Everything in the listing below except the pictures should be reproduced exactly.

● **Supplied data**:
====================

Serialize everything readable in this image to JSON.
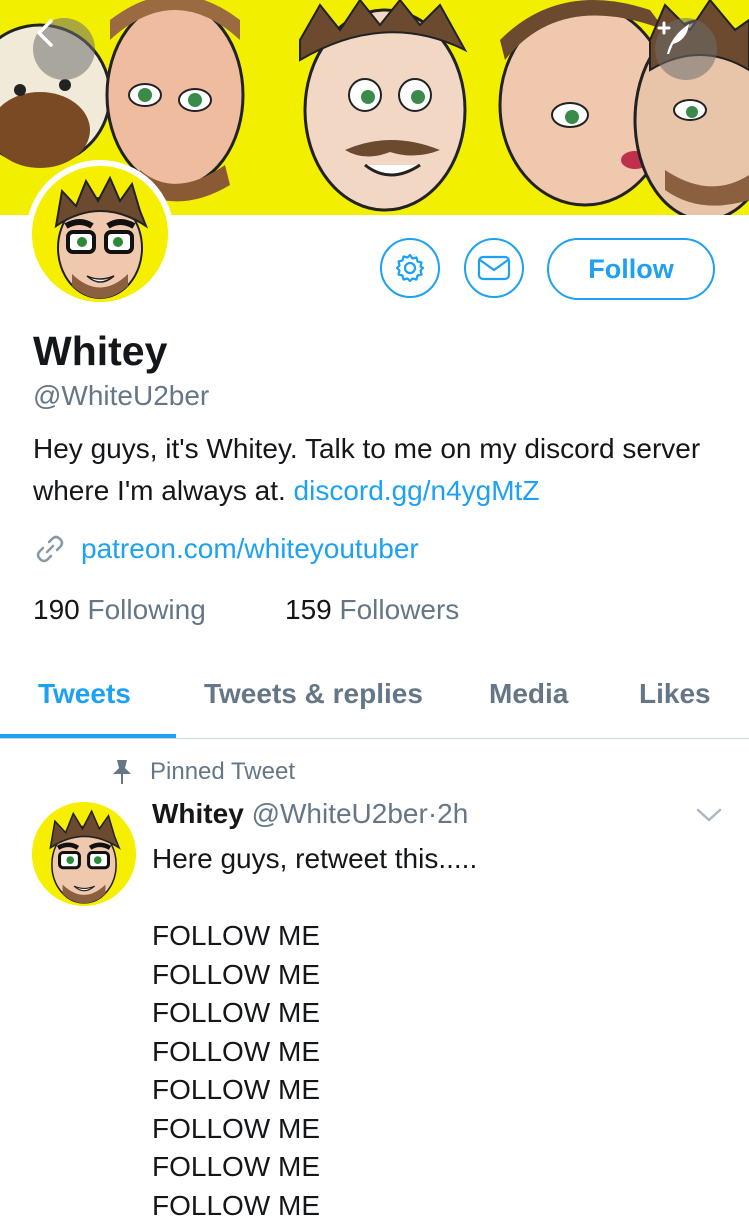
{
  "header": {
    "back_icon": "chevron-left-icon",
    "compose_icon": "compose-feather-icon",
    "banner_color": "#f3ef00"
  },
  "profile": {
    "name": "Whitey",
    "handle": "@WhiteU2ber",
    "bio_text": "Hey guys, it's Whitey. Talk to me on my discord server where I'm always at.",
    "bio_link": "discord.gg/n4ygMtZ",
    "website": "patreon.com/whiteyoutuber",
    "following_count": "190",
    "following_label": "Following",
    "followers_count": "159",
    "followers_label": "Followers",
    "follow_button": "Follow",
    "settings_icon": "gear-icon",
    "message_icon": "envelope-icon",
    "accent_color": "#1da1f2"
  },
  "tabs": [
    {
      "label": "Tweets",
      "active": true
    },
    {
      "label": "Tweets & replies",
      "active": false
    },
    {
      "label": "Media",
      "active": false
    },
    {
      "label": "Likes",
      "active": false
    }
  ],
  "tweet": {
    "pinned_label": "Pinned Tweet",
    "author_name": "Whitey",
    "author_handle": "@WhiteU2ber",
    "separator": "·",
    "time": "2h",
    "text": "Here guys, retweet this.....\n\nFOLLOW ME\nFOLLOW ME\nFOLLOW ME\nFOLLOW ME\nFOLLOW ME\nFOLLOW ME\nFOLLOW ME\nFOLLOW ME"
  }
}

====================

● **Finished task**:
Serialize everything readable in this image to JSON.
{
  "header": {
    "back_icon": "chevron-left-icon",
    "compose_icon": "compose-feather-icon",
    "banner_color": "#f3ef00"
  },
  "profile": {
    "name": "Whitey",
    "handle": "@WhiteU2ber",
    "bio_text": "Hey guys, it's Whitey. Talk to me on my discord server where I'm always at.",
    "bio_link": "discord.gg/n4ygMtZ",
    "website": "patreon.com/whiteyoutuber",
    "following_count": "190",
    "following_label": "Following",
    "followers_count": "159",
    "followers_label": "Followers",
    "follow_button": "Follow",
    "settings_icon": "gear-icon",
    "message_icon": "envelope-icon",
    "accent_color": "#1da1f2"
  },
  "tabs": [
    {
      "label": "Tweets",
      "active": true
    },
    {
      "label": "Tweets & replies",
      "active": false
    },
    {
      "label": "Media",
      "active": false
    },
    {
      "label": "Likes",
      "active": false
    }
  ],
  "tweet": {
    "pinned_label": "Pinned Tweet",
    "author_name": "Whitey",
    "author_handle": "@WhiteU2ber",
    "separator": "·",
    "time": "2h",
    "text": "Here guys, retweet this.....\n\nFOLLOW ME\nFOLLOW ME\nFOLLOW ME\nFOLLOW ME\nFOLLOW ME\nFOLLOW ME\nFOLLOW ME\nFOLLOW ME"
  }
}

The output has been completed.